16 Upon a future occasion the Editor hence it is desired to make two deducwill offer his reasons for believing that tions: First, that the events alluded to the present song has been transposed are anterior to the close of the fifth from its proper place, to make way for century; and Secondly, that the introan episode upon the exploits of Hengest, duction of this episode into the present inserted at p. 82, ed. Thorkelin. The poem was not likely to be made after subject of this latter document is evi- the year 723, when Egbert expelled the dently taken from a larger poem, of last monarch of Kent and dissolved the which a fragment has been published by heptarchy. For this last deduction more Hickes; and is known under the name of explicit reasons will be given as before the Battle of Finsburh. In Beowulf the stated on another occasion. only actors are Fin, Hnæf, Hengest, Guth- remains to observe, that the Hengest laf and Oslaf; in the fragment the mentioned in Beowulf was a native of same names occur, with the substitu- Friesland, and to ask whether Fin'was tion of Ordlaf for Oslaf. The scene in a Celt? and can the Gaelic antiquaries either piece is Finnes-ham, or Finnes- connect him with any Erse sovereign burh, the residence of the before-men- bearing this name? tioned Fin. That in these we have an 167 See Metrical Romances, vol. i. Inallusion to the founder of the kingdom troduction.
any discussion of the subject almost superfluous. The fidelity of Geoffrey of Monmouth in the execution of his labours-at least his scrupulous exactness in preparing the reader's mind for any important deviations from, or suppression of, his original—has been so satisfactorily established, that we might cite his example as an instance of good faith that would have done honour to a more critical age, and shining conspicuously amid the general laxity of his own 19. The licences he has allowed himself, in the shape of amplification, are to all appearance nothing more than a common rhetorical exercise, inherited by the middle ages from the best days of antiquity : and the letters and speeches introduced, admitting them to be of his own composition, are the necessary appendage of the school in which he was disciplined. To charge him with “ imposture and forgery" for pursuing such a course, is as just as it would be to doubt the general probity of Livy, for a similar practice in the Roman History: and to question his veracity, because the subject of his translation is a record of incredible events, is a degree of hypercriticism which could only have been resorted to by a mind eager to escape con

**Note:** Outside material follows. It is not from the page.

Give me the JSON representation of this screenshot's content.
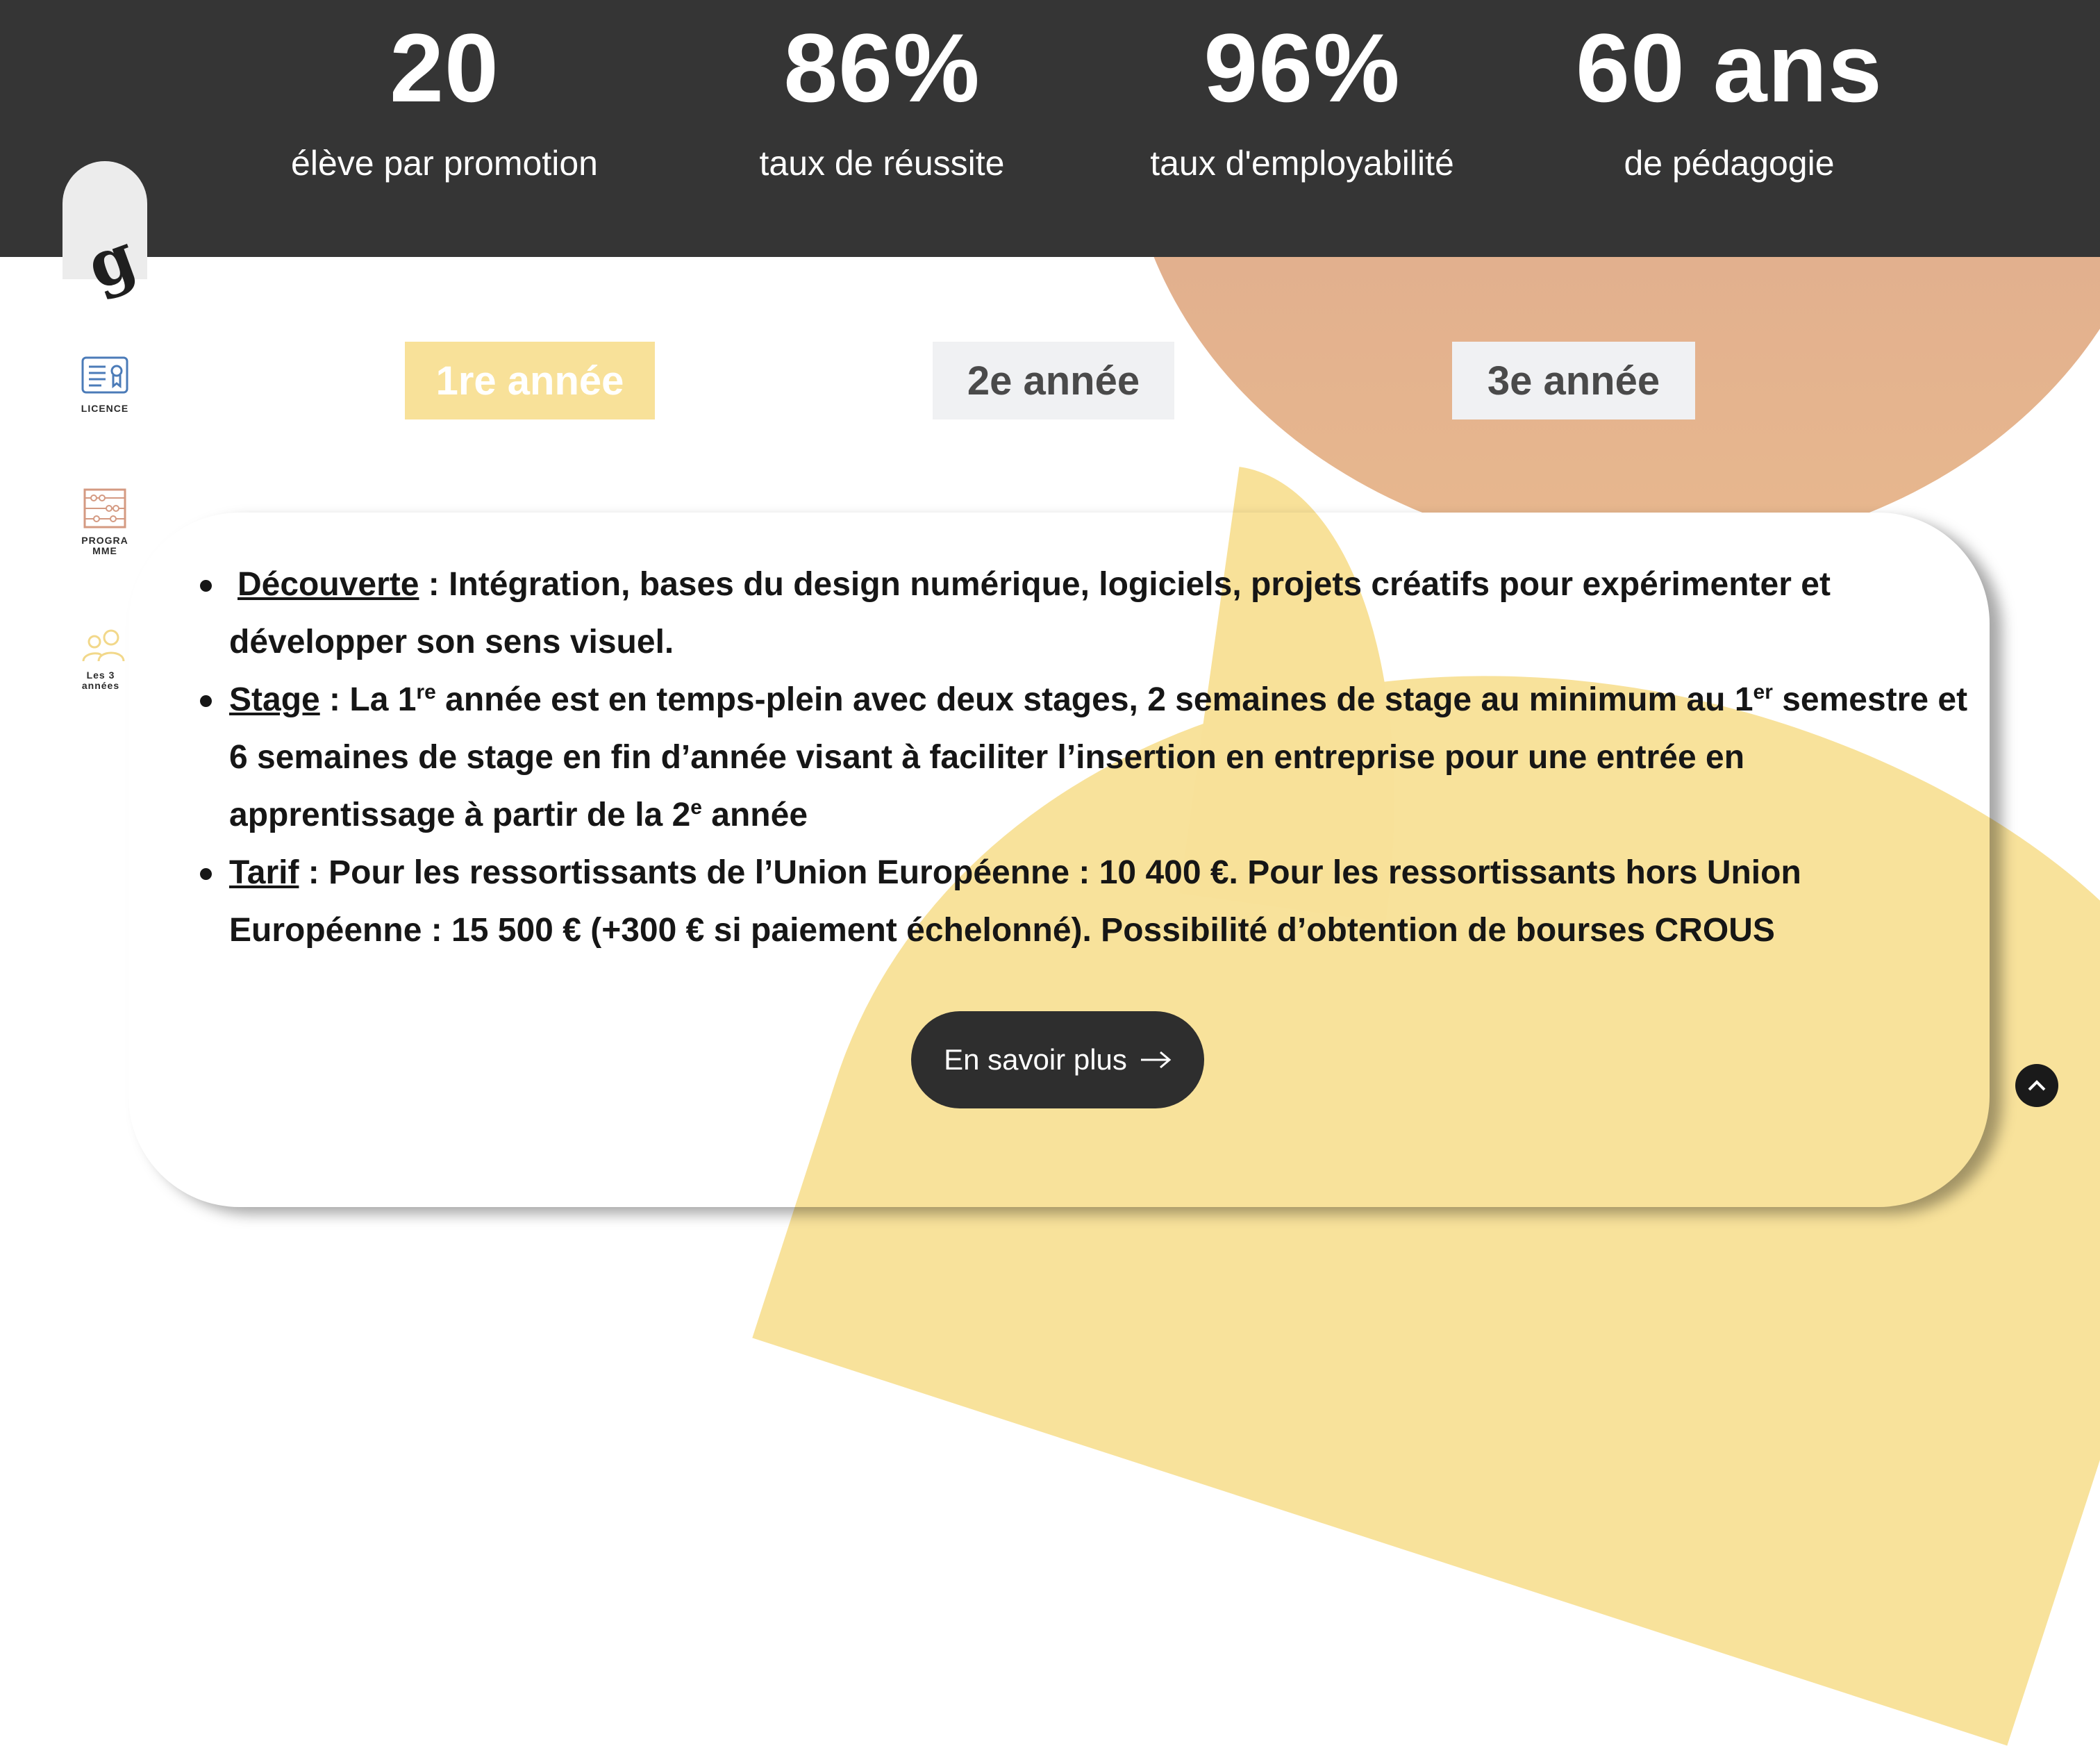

* Mr. Sharon Turner (in a recent Warton's History: but an absence from work) has persevered in his objections his native country at the period of its to Geoffrey's fidelity: “ Several of Jef- publication, and for some years afterfery's interspersed observations imply, wards, caused him to be unacquainted that he has rather made a book of his with its contents. It will be needless own, than merely translated an author. to add, how much he might have been If he merely translated, why should he benefited personally by an earlier knowdecline to handle particular points of ledge of its existence, and the trouble the history, because Gildas had already he might have been spared in travelling told them, or told them better? He over much of the same ground Mr. assumes here a right of shaping his work Turner has now so agreeably shortened to as he pleased, as he does also when he every future inquirer. While thus readdeclares bis intention of relating else ing his confession, the editor will also where the Armorican emigration. Hist. express his regret at being unacquainted of England, vol. i. p. 448. It is diffi- (from the same cause) with a most valucult to understand why Geoffrey was able Essay on the Popular Mythology more or less a
translator for of the Middle Ages contained in the these omissions, or how such a practice Quarterly. Review for January 1820, could make him an original writer.- and to which his attention was directed The editor has to apologize for not hav- by a general reference in a foreign pub. ing referred to this interesting work of lication, Grimm's Kinder-Märchen, Mr. Turner's in the early portion of VOL. I.